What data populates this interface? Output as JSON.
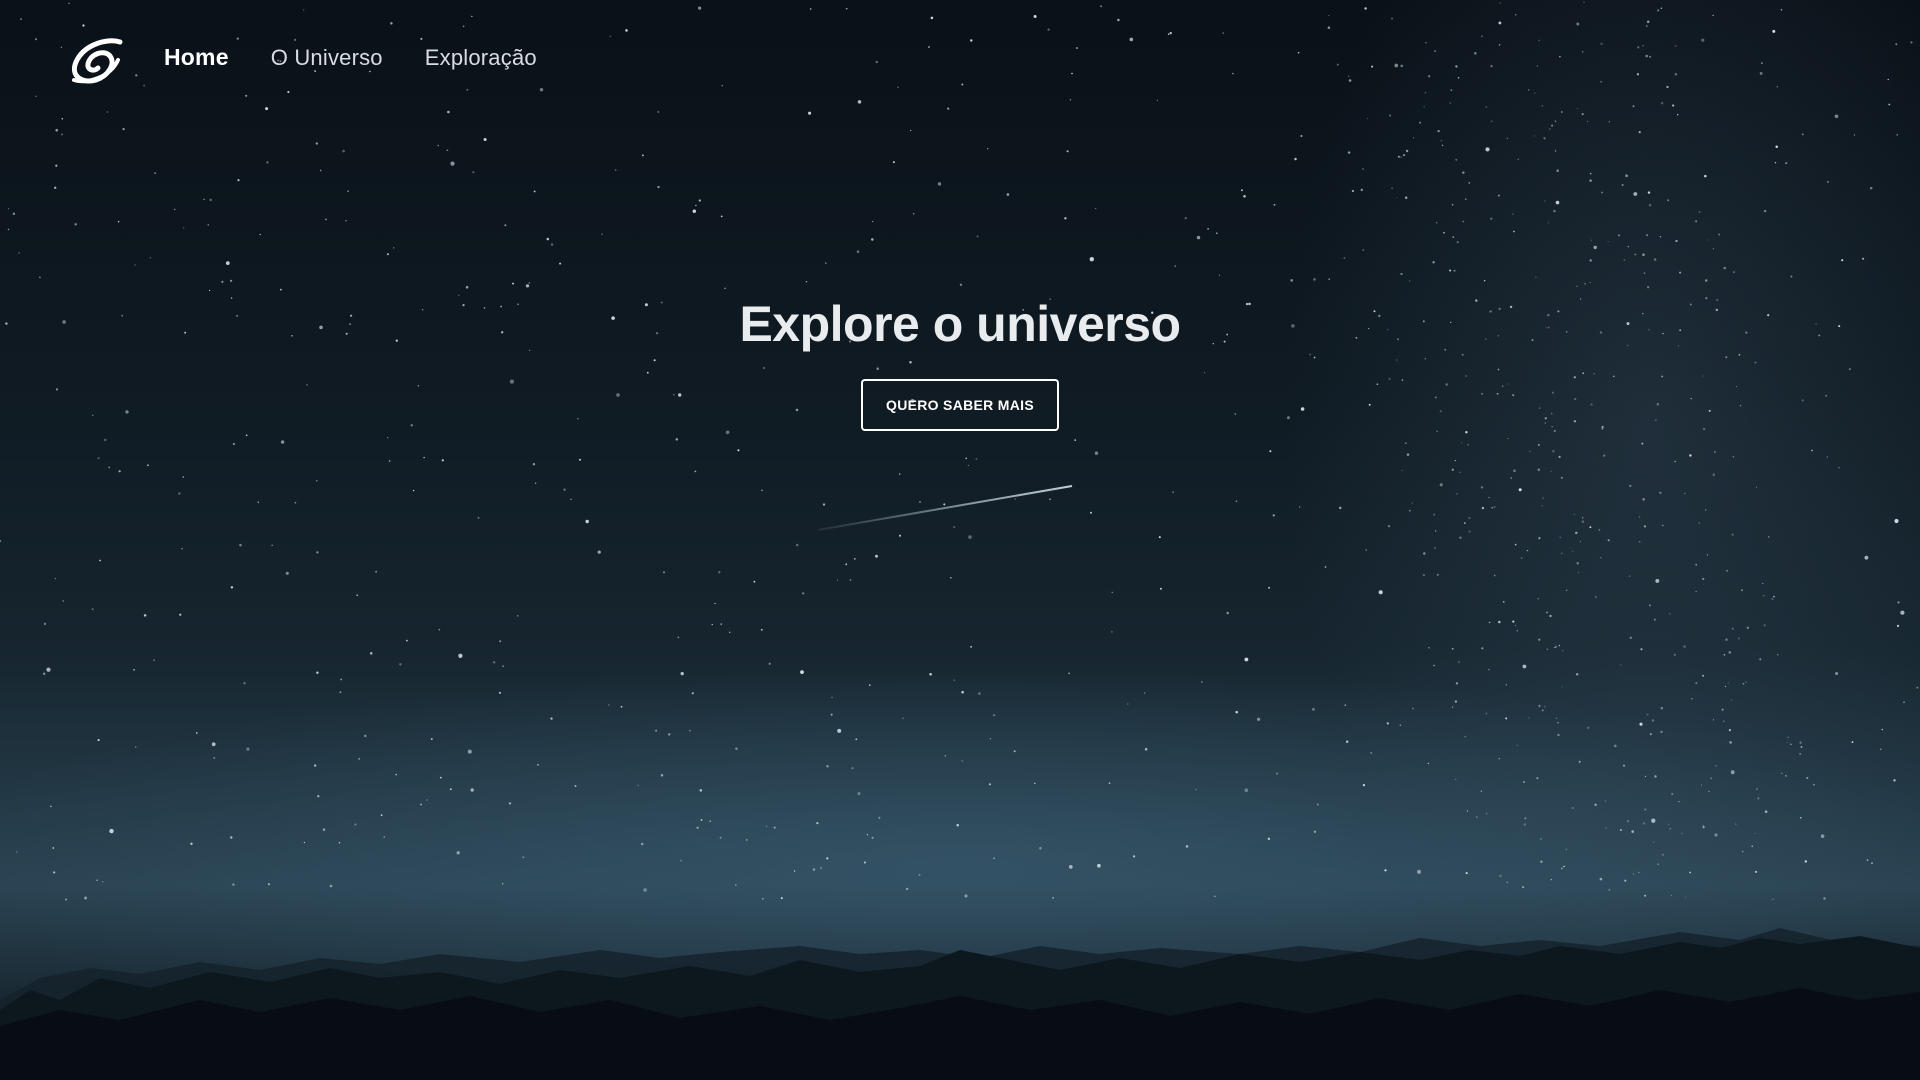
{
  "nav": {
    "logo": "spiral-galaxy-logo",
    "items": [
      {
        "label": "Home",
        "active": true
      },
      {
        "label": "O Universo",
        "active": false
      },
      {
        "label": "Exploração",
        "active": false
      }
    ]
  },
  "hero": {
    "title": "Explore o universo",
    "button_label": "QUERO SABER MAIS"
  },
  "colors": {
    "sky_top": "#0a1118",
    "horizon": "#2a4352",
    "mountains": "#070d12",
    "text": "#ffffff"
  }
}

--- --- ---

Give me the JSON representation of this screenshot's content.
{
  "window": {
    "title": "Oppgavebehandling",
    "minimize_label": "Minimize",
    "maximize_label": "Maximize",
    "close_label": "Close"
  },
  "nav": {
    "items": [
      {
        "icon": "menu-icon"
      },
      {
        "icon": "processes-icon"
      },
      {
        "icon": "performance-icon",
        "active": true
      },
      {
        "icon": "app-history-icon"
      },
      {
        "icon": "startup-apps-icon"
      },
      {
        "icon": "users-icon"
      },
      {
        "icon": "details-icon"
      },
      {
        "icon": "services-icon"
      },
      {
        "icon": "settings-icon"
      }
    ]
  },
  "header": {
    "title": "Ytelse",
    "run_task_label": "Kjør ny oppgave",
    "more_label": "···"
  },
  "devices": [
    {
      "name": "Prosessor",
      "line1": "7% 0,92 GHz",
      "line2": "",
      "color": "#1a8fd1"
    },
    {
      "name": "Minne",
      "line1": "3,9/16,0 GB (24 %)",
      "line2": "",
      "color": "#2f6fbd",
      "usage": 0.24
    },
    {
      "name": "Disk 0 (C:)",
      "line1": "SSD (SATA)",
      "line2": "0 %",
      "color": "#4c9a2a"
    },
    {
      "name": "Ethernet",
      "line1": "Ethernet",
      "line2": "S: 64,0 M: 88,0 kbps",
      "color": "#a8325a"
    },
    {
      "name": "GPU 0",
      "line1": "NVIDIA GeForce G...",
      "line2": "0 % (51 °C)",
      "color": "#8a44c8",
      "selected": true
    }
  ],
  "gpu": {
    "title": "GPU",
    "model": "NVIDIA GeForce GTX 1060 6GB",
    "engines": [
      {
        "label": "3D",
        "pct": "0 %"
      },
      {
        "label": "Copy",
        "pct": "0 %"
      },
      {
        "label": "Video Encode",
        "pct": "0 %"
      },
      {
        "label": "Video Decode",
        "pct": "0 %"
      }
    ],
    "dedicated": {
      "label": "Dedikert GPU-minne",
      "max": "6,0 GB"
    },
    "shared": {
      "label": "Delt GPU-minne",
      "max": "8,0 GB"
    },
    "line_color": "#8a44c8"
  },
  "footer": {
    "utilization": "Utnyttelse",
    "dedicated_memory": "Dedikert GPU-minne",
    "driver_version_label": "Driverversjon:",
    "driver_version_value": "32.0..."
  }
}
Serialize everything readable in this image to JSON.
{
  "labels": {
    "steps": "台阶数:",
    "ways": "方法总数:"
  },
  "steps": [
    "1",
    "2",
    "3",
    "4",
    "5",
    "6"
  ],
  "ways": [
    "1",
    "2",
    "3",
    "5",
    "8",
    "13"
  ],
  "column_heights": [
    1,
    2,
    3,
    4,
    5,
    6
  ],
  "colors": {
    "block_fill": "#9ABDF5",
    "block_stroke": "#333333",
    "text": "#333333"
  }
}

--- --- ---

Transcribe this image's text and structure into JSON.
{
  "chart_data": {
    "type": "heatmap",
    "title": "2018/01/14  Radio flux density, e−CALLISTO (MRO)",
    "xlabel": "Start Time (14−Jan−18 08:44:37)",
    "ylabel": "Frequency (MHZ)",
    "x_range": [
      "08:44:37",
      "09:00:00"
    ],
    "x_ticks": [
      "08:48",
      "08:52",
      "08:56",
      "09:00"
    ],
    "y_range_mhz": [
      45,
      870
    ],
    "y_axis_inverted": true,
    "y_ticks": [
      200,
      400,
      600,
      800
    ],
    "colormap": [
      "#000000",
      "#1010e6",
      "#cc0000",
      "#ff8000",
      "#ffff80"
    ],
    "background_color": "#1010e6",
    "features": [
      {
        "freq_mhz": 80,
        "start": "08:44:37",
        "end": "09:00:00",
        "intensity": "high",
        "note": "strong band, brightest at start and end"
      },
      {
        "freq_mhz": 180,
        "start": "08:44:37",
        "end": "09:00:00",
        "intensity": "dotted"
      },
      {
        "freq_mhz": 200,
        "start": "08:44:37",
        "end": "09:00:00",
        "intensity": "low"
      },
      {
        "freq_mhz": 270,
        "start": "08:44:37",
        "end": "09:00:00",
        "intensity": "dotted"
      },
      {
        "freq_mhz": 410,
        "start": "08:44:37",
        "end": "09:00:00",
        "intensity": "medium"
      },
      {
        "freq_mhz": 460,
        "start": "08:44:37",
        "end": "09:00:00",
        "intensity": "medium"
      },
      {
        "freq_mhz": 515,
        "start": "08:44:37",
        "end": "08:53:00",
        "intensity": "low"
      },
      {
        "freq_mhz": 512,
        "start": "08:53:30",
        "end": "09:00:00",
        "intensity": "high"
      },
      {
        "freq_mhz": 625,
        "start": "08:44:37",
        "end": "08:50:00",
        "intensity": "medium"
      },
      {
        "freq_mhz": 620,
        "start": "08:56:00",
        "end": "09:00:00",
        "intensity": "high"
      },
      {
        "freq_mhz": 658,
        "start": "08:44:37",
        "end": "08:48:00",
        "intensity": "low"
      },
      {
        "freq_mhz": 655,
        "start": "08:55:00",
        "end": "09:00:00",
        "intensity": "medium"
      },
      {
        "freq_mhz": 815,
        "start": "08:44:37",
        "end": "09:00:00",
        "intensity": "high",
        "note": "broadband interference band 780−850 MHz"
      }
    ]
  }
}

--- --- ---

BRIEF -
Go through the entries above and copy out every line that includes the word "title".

RESPONSE TO THE TASK -
    "title": "Explore o universo",
    "title": "Oppgavebehandling",
    "title": "Ytelse",
    "title": "GPU",
    "title": "2018/01/14  Radio flux density, e−CALLISTO (MRO)",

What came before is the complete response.